20% daily value or more is high. Trans
fat has no daily value listed on food labels but aim for products with 0 grams
of trans fat per serving.
Adopt a low fat diet.
Make a habit of choosing foods low
in saturated fat such as: fat free or low fat milk and dairy products, lean
meats, fish, chicken without the skin, whole grain products (pasta, rice, and
bread), fruits, vegetables, beans, dried peas, and lentils.
Cook light by broiling or
grilling. Use a rack to drain fat when
broiling, roasting, or baking. Spice up
your meals using herbs and spices instead of salt. Use spray oils in place of butter or liquid
Load up on soluble fibre.
Soluble fibre helps to block
cholesterol and fats from being absorbed through the intestine into the
bloodstream. Choose hot or cold
breakfast cereals such as oatmeal and oat bran that have 3-4 grams of fibre per
serving. For extra fibre benefits, add a
banana, peach, apple, or other fruit to your cereal. Other sources include barley, broccoli,
carrots, and beans. Adding black, kidney,
pinto, or other beans to salads is another excellent way to increase fibre
intake. Your goal should be at least
5-10 grams of soluble fibre per day and preferably 10-25 grams a day to lower
your LDL (bad) cholesterol even more.
Add foods with plant sterols
Phytosterols are tasteless,
odourless substances found in fruits, vegetable, beans, nuts, seeds, and other
plant sources. These substances have
also been found to help block absorption of cholesterol. Products such as orange juice, healthy
margarines, and yogurt drinks are being fortified with plant sterols. Check
food labels to determine if a product has been fortified with plant sterols.
omega-3 fatty acids
Omega -3 fatty acids are found in
some fatty fish and plant sources such as walnuts, canola/soybean oil, and
flaxseed. They do not affect LDL (bad)
cholesterol levels but they may protect the heart in other ways. Omega -3 fats have been shown to help prevent
blood clots from forming and inflammation from affecting artery walls. Studies
indicate, for people who have already had heart attacks omega-3 fatty acids
reduce the risk of sudden cardiac arrest.
The current recommendation is to
have about two (4 oz) fish meals every week.
Fish highest in omega-3 fats are salmon, fresh tuna, sardines, and

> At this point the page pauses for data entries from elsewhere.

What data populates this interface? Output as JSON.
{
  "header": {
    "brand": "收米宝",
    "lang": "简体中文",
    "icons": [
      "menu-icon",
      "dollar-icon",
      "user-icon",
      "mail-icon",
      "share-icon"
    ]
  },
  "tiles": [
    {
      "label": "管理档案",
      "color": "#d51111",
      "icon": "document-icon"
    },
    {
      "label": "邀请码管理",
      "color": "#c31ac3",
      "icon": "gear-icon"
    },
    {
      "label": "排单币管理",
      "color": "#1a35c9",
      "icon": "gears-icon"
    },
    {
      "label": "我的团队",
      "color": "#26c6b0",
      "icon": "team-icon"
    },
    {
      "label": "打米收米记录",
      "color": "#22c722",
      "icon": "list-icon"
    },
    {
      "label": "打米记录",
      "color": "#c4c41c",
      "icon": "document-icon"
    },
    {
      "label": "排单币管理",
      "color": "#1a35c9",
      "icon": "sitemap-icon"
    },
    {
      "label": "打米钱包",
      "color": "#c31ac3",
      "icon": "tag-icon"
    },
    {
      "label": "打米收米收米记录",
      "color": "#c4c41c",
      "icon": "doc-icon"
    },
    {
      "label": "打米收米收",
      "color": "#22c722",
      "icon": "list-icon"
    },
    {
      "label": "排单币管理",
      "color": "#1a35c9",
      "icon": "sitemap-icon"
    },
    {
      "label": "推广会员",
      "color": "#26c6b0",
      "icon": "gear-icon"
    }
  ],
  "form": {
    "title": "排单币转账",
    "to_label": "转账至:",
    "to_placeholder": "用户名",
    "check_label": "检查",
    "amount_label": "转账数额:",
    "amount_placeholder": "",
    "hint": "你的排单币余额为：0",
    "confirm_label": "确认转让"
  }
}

mackerel. Canned tuna is not a major source of omega-3 fats. Fish should be grilled or baked to avoid
adding unhealthy fats. Canned varieties
of fish should be packed in water and low in sodium. Pregnant women or nursing mothers should
avoid some types of fish due to mercury levels and advised to consult their
doctor for more information.
Choose alternative fats
You don’t completely need to
eliminate fat from your food. Instead
choose healthier types of fat in moderation.
Unsaturated fats (“good fats”) can actually help to lower blood
cholesterol levels when used in moderation.
Replace saturated and trans fats
with other sources such as olive, peanut, canola, soybean, corn, and sunflower
oils. Choose non-hydrogenated soft
margarines (tub, liquid, or spray) more often but use sparingly. Walnuts, almonds, and other nuts are
healthier alternatives for snacks.
However, because nuts are high in calories, make sure your portion size
is approximately a handful or ¼ cup with no added salt or sugar.
Jodie Kelley R.N.is Education and
Programs Coordinator at The Heart Health Centre. References “Your guide to
lowering cholesterol with TLC”, National Institutes of Health, U.S. Department
of Health and Human Services, Mayo Clinic, FDA U. S. Food and Drug
Administration, Heart UK